Never in the history of the modern world has there been such a need for the pharmaceutical industry to save our world and return us to a form of normality. Covid-19 is impacting everyone, including the leader of the free world. Yet before becoming ill himself, in a last-minute bid to curry favor with senior voters, President Trump signed executive orders aimed directly at this industry and its ability to perform.
One in particular would tie Medicare reimbursements to much-lower foreign drug prices. But the long-term impact would devastate American workers and patients.
Most developed countries impose strict price controls on medicines. The U.S. is one of the few exceptions. As a result, prices are higher here than they are abroad, but drugs are available that are not in other countries. Trump's order seeks to close this price gap by prohibiting Medicare reimbursements from exceeding the lowest price available in any nation with a "comparable per-capita GDP."
This overhaul would reduce drug prices -- at least for a time -- but the tradeoff is not worth it. There would be disastrous effects on our biotech industry and the millions of jobs it provides.
Developing new drugs is expensive and risky. After accounting for the nearly 90 percent failure rate in clinical trials, pharmaceutical manufacturers spend $2.6 billion and over 10 years to bring a treatment from the lab to pharmacy shelves.
Government price controls make drug development untenable. They limit the amount manufacturers can recoup from the few products that reach the public.
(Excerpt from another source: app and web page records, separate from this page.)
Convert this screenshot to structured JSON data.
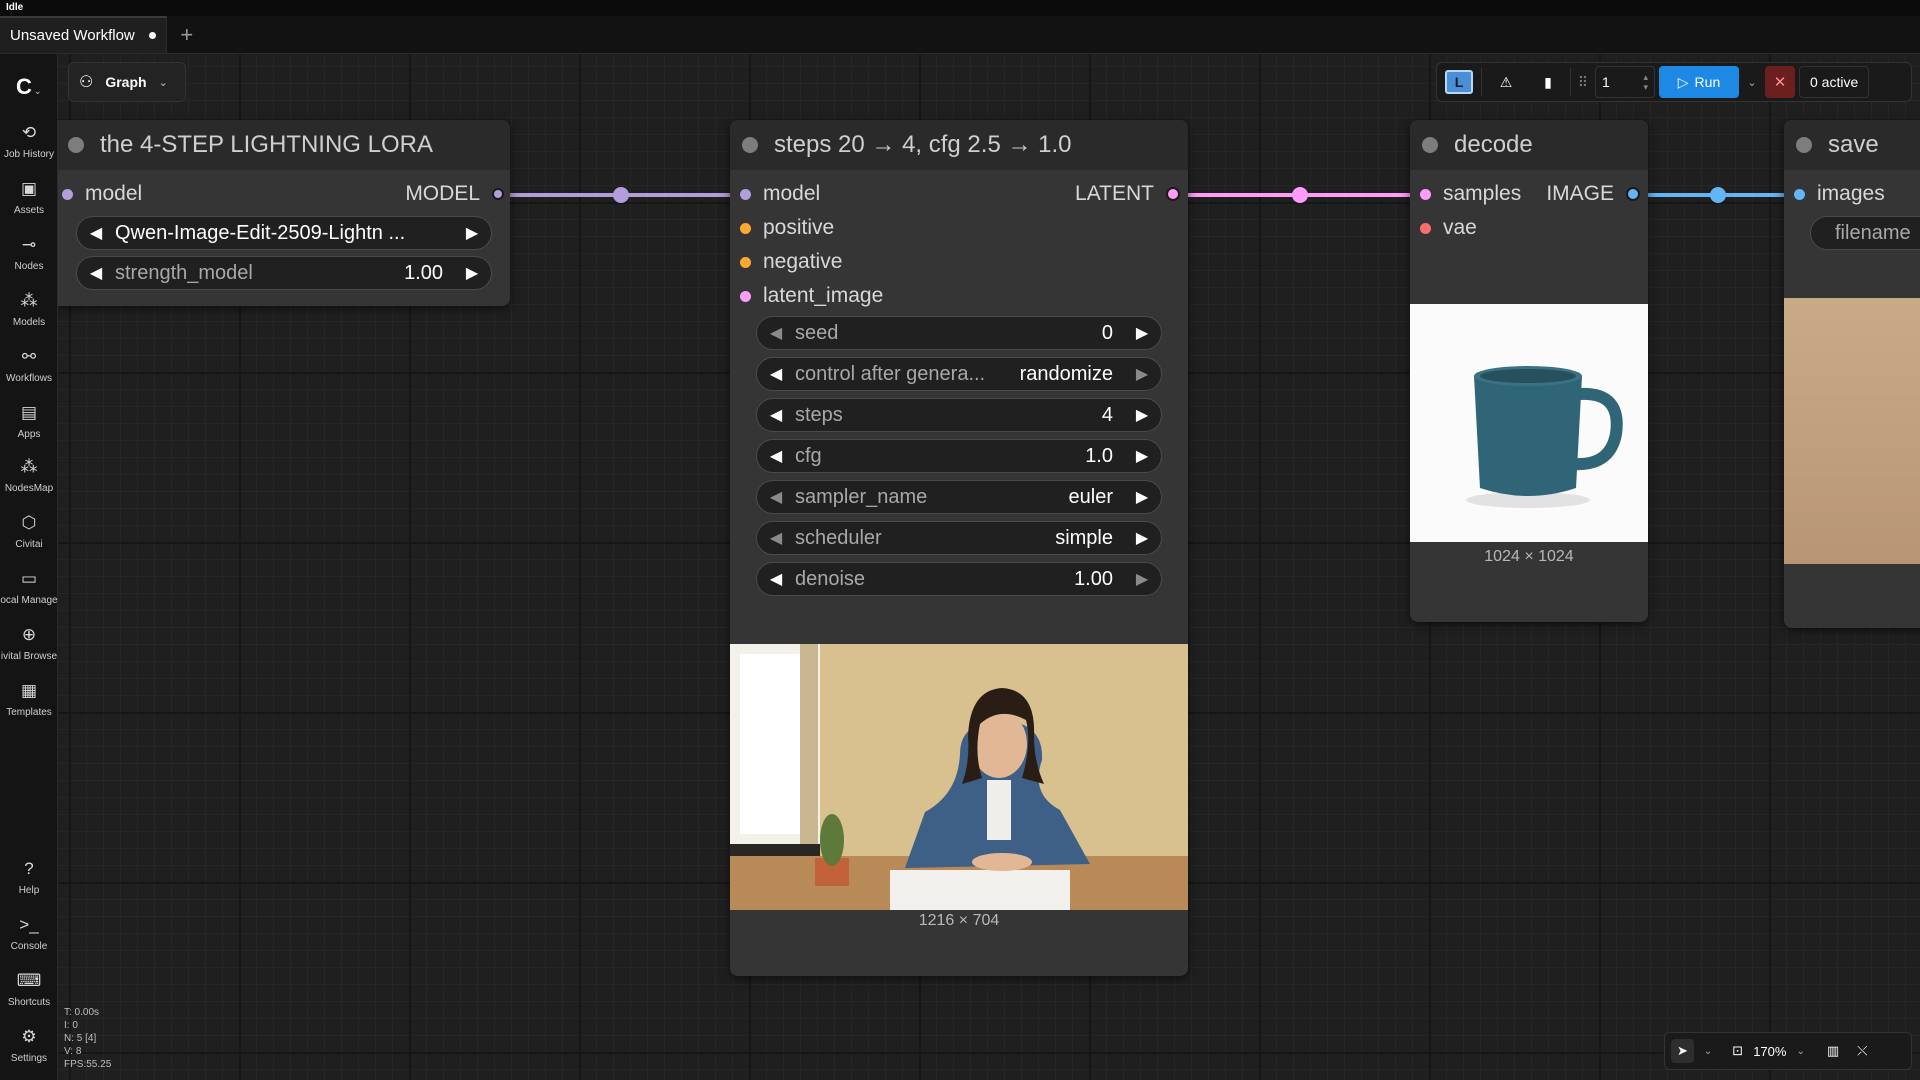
{
  "status": "Idle",
  "tabs": [
    {
      "label": "Unsaved Workflow"
    }
  ],
  "graph_menu": {
    "label": "Graph"
  },
  "sidebar": {
    "items": [
      {
        "label": "Job History",
        "icon": "history-icon"
      },
      {
        "label": "Assets",
        "icon": "image-icon"
      },
      {
        "label": "Nodes",
        "icon": "nodes-icon"
      },
      {
        "label": "Models",
        "icon": "models-icon"
      },
      {
        "label": "Workflows",
        "icon": "workflows-icon"
      },
      {
        "label": "Apps",
        "icon": "apps-icon"
      },
      {
        "label": "NodesMap",
        "icon": "nodesmap-icon"
      },
      {
        "label": "Civitai",
        "icon": "civitai-icon"
      },
      {
        "label": "ocal Manage",
        "icon": "folder-icon"
      },
      {
        "label": "ivital Browse",
        "icon": "globe-icon"
      },
      {
        "label": "Templates",
        "icon": "templates-icon"
      }
    ],
    "bottom_items": [
      {
        "label": "Help",
        "icon": "help-icon"
      },
      {
        "label": "Console",
        "icon": "console-icon"
      },
      {
        "label": "Shortcuts",
        "icon": "keyboard-icon"
      },
      {
        "label": "Settings",
        "icon": "gear-icon"
      }
    ]
  },
  "toolbar": {
    "queue_count": "1",
    "run_label": "Run",
    "active_label": "0 active"
  },
  "nodes": {
    "lora": {
      "title": "the 4-STEP LIGHTNING LORA",
      "input_model": "model",
      "output_model": "MODEL",
      "lora_name": "Qwen-Image-Edit-2509-Lightn ...",
      "strength_label": "strength_model",
      "strength_value": "1.00"
    },
    "sampler": {
      "title": "steps 20 → 4,  cfg 2.5 → 1.0",
      "inputs": [
        "model",
        "positive",
        "negative",
        "latent_image"
      ],
      "output": "LATENT",
      "widgets": [
        {
          "label": "seed",
          "value": "0"
        },
        {
          "label": "control after genera...",
          "value": "randomize"
        },
        {
          "label": "steps",
          "value": "4"
        },
        {
          "label": "cfg",
          "value": "1.0"
        },
        {
          "label": "sampler_name",
          "value": "euler"
        },
        {
          "label": "scheduler",
          "value": "simple"
        },
        {
          "label": "denoise",
          "value": "1.00"
        }
      ],
      "preview_caption": "1216 × 704"
    },
    "decode": {
      "title": "decode",
      "inputs": [
        "samples",
        "vae"
      ],
      "output": "IMAGE",
      "preview_caption": "1024 × 1024"
    },
    "save": {
      "title": "save",
      "input": "images",
      "widget": "filename"
    }
  },
  "colors": {
    "model_link": "#b39ddb",
    "latent_link": "#ff9cf9",
    "image_link": "#64b5f6",
    "conditioning_pin": "#ffa931",
    "vae_pin": "#ff6e6e",
    "run_button": "#1e88e5"
  },
  "bottom_controls": {
    "zoom": "170%"
  },
  "stats": {
    "t": "T: 0.00s",
    "i": "I: 0",
    "n": "N: 5 [4]",
    "v": "V: 8",
    "fps": "FPS:55.25"
  }
}
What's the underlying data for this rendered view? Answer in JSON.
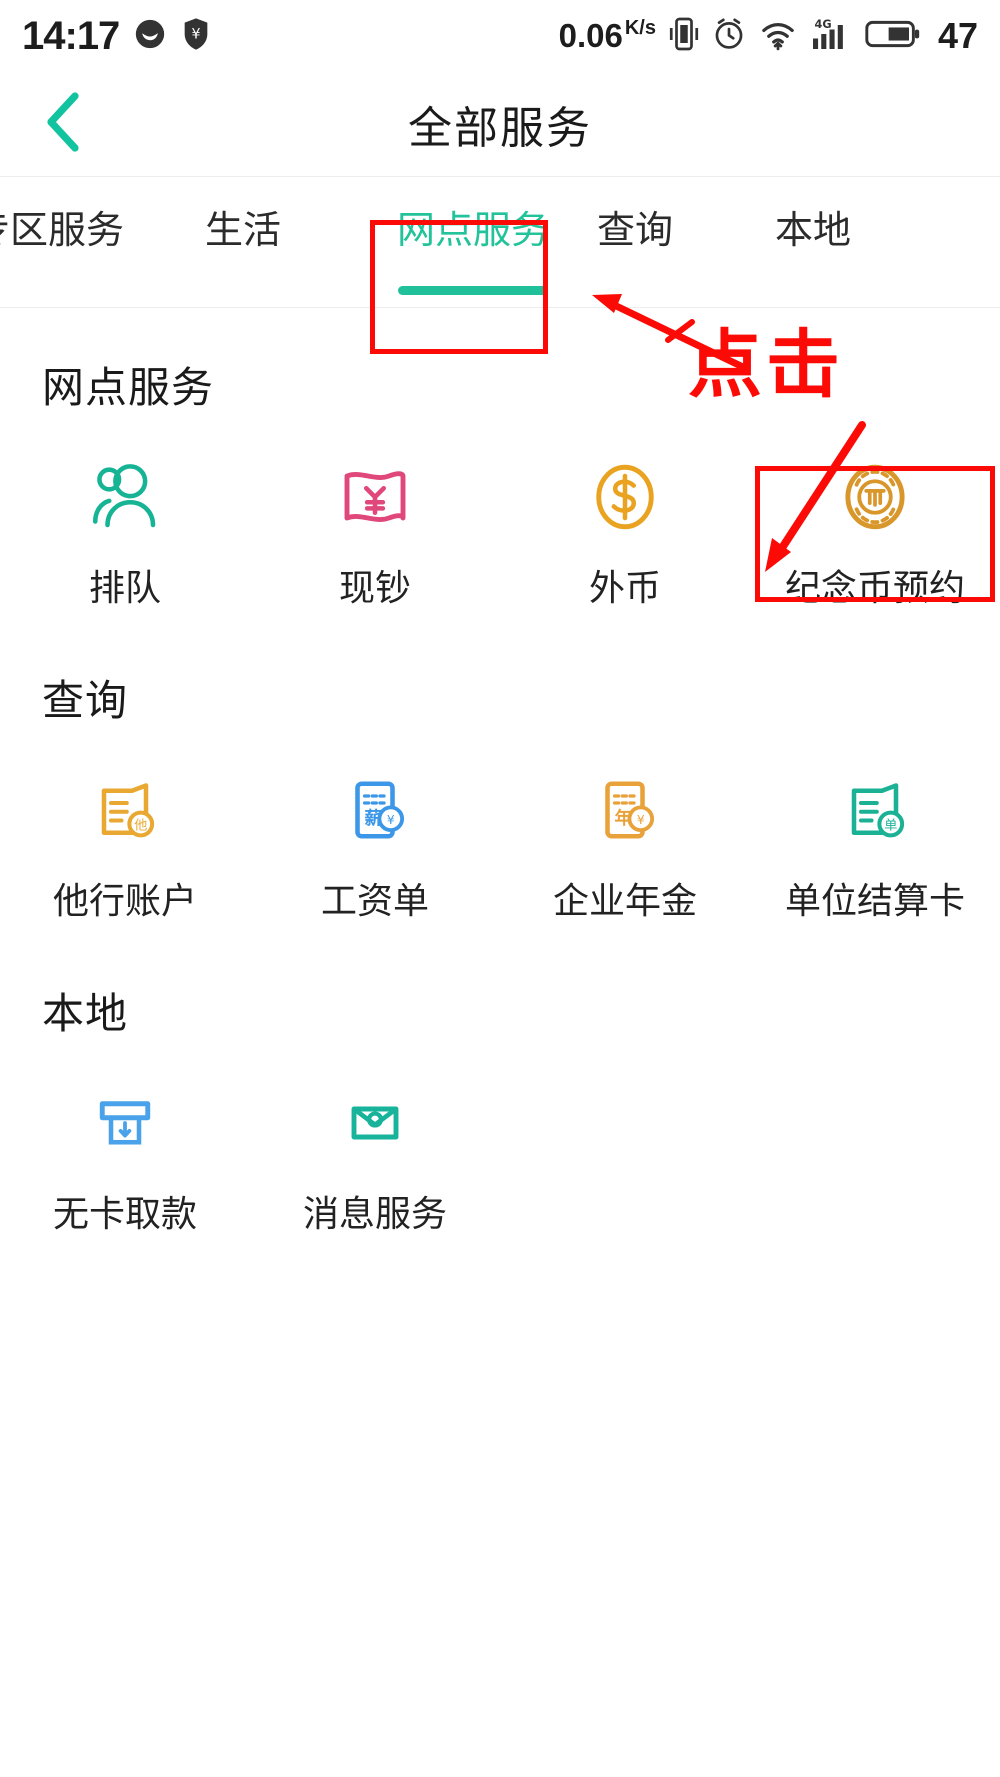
{
  "status_bar": {
    "time": "14:17",
    "icons_left": [
      "messenger-icon",
      "shield-icon"
    ],
    "net_speed": "0.06",
    "net_speed_unit": "K/s",
    "icons_right": [
      "vibrate-icon",
      "alarm-icon",
      "wifi-icon",
      "signal-4g-icon",
      "battery-icon"
    ],
    "signal_label": "4G",
    "battery_level": "47"
  },
  "header": {
    "back_icon": "chevron-left-icon",
    "title": "全部服务"
  },
  "tabs": [
    {
      "label": "专区服务",
      "active": false
    },
    {
      "label": "生活",
      "active": false
    },
    {
      "label": "网点服务",
      "active": true
    },
    {
      "label": "查询",
      "active": false
    },
    {
      "label": "本地",
      "active": false
    }
  ],
  "sections": [
    {
      "title": "网点服务",
      "items": [
        {
          "label": "排队",
          "icon": "queue-people-icon",
          "color": "#16b394"
        },
        {
          "label": "现钞",
          "icon": "banknote-yuan-icon",
          "color": "#e0477b"
        },
        {
          "label": "外币",
          "icon": "dollar-coin-icon",
          "color": "#e9a321"
        },
        {
          "label": "纪念币预约",
          "icon": "commemorative-coin-icon",
          "color": "#d9962a"
        }
      ]
    },
    {
      "title": "查询",
      "items": [
        {
          "label": "他行账户",
          "icon": "other-bank-card-icon",
          "color": "#e9a832"
        },
        {
          "label": "工资单",
          "icon": "payslip-icon",
          "color": "#3c97e8"
        },
        {
          "label": "企业年金",
          "icon": "annuity-doc-icon",
          "color": "#e9a13a"
        },
        {
          "label": "单位结算卡",
          "icon": "settlement-card-icon",
          "color": "#1bb195"
        }
      ]
    },
    {
      "title": "本地",
      "items": [
        {
          "label": "无卡取款",
          "icon": "cardless-withdraw-icon",
          "color": "#4aa3ea"
        },
        {
          "label": "消息服务",
          "icon": "message-envelope-icon",
          "color": "#17b39a"
        }
      ]
    }
  ],
  "annotations": {
    "click_text": "点击",
    "highlight_color": "#fb0a06",
    "boxes": [
      "tab-网点服务",
      "item-纪念币预约"
    ],
    "arrows": [
      "arrow-to-tab",
      "arrow-to-coin-item"
    ]
  },
  "theme": {
    "accent": "#1fc09a",
    "text": "#1a1a1a",
    "annotation": "#fb0a06"
  }
}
That discourages investments in future pharmaceutical ventures.
Trump knows this but evidently doesn't care. His White House Council of Economic Advisers warned last year that price control legislation, which included price caps similar to the executive order, could prevent the creation of 100 medicines over the coming decade.
Losing out on a future cure for Alzheimer's, cancer, or Covid-19 would be devastating. But that's not the only reason to oppose the president's executive order.
The measure would cause massive job losses.
Covid-19 has devastated our economy. Over 57 million Americans have filed for unemployment since the pandemic began.
The president's order would compound these economic woes. The biopharmaceutical industry directly employs over 800,000 people in the United States and supports 4.7 million jobs nationwide.
Many of those are good union jobs. In my home state of Pennsylvania, union laborers earned $45 million installing or maintaining biotech research and manufacturing facilities from 2012 to 2017. Over the same time, union tradesmen and women earned at least $450 million working on similar projects nationwide.
Once firms start bleeding revenue as a result of government price-setting, they'll have no choice but to scrap expansion plans and curtail spending on new research projects and facilities. In the midst of the Great Recession, the biopharmaceutical industry shed some 80,000 jobs.
I've spent my entire career -- including eight years in the House of Representatives -- fighting to improve the lives of working Americans. I know how crippling the president's order would be for the small towns and communities that make up the backbone of our nation.
Tackling foreign countries' unfair price setting ought to be a priority no matter who wins the November election.
But we're in the midst of a public health and economic crisis. There has never been a more inopportune time to import foreign price controls.
They'd harm American patients and workers for years to come.
Ron Klink is a former Democratic congressman from Pennsylvania and is currently senior policy adviser at Nelson Mullins Riley & Scarborough LLP.